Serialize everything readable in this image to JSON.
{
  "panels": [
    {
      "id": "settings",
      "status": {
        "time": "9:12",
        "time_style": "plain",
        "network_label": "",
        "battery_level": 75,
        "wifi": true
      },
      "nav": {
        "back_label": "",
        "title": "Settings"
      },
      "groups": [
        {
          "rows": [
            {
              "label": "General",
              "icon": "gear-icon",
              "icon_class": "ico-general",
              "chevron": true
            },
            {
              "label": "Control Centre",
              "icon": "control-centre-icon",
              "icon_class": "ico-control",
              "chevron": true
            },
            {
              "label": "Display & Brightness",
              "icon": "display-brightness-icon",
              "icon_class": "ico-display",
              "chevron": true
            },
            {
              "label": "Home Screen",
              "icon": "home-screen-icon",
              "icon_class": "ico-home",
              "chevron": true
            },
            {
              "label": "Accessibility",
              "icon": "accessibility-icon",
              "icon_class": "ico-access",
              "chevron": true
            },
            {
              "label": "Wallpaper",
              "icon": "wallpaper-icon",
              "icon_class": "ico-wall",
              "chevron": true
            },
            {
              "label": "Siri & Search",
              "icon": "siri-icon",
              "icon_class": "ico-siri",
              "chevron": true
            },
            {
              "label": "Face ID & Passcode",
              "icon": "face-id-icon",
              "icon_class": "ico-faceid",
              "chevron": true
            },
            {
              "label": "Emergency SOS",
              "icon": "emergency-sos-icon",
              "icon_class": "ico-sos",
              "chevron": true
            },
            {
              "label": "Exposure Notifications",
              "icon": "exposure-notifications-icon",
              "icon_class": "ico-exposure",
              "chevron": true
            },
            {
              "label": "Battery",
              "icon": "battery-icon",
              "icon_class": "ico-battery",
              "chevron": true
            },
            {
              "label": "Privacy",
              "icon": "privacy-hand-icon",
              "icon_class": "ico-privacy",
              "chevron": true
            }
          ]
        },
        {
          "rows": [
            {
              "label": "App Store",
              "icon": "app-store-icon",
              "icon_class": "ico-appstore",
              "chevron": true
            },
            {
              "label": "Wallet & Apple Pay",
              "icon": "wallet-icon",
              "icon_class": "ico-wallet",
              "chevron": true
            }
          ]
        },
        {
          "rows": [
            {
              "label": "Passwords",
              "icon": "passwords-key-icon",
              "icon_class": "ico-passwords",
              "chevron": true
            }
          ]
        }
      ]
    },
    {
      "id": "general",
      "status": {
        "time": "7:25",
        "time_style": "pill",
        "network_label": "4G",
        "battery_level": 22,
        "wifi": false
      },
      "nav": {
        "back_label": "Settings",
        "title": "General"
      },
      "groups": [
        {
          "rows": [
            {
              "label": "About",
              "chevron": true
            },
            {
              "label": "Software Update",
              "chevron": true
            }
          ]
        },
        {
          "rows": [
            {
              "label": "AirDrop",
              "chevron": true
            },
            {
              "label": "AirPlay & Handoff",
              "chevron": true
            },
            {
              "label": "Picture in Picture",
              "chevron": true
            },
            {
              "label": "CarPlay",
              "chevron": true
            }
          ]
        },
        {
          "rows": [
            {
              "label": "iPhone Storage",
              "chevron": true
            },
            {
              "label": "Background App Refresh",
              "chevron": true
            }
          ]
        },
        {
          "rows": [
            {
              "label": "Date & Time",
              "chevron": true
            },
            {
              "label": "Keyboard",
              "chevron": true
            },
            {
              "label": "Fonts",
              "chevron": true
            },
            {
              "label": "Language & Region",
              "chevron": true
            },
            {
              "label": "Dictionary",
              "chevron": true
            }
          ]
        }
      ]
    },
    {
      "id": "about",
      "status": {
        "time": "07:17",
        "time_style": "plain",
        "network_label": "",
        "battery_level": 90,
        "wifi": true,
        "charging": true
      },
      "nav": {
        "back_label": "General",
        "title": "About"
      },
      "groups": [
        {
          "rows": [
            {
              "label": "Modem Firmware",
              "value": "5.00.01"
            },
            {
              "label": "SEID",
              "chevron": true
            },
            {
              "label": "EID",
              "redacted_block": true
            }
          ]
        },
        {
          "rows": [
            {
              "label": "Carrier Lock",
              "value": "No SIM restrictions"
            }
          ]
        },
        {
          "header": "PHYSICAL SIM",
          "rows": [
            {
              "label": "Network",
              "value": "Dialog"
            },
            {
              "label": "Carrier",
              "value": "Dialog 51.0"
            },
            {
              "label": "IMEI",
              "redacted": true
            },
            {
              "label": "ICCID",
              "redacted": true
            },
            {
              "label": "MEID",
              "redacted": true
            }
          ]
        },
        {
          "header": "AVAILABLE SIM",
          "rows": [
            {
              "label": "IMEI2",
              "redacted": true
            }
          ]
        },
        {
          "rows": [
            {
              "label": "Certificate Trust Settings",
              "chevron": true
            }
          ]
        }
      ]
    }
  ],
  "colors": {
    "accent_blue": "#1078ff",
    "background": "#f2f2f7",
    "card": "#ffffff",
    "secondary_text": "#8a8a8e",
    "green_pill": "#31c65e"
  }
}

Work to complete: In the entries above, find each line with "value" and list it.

Response below:
              "value": "5.00.01"
              "value": "No SIM restrictions"
              "value": "Dialog"
              "value": "Dialog 51.0"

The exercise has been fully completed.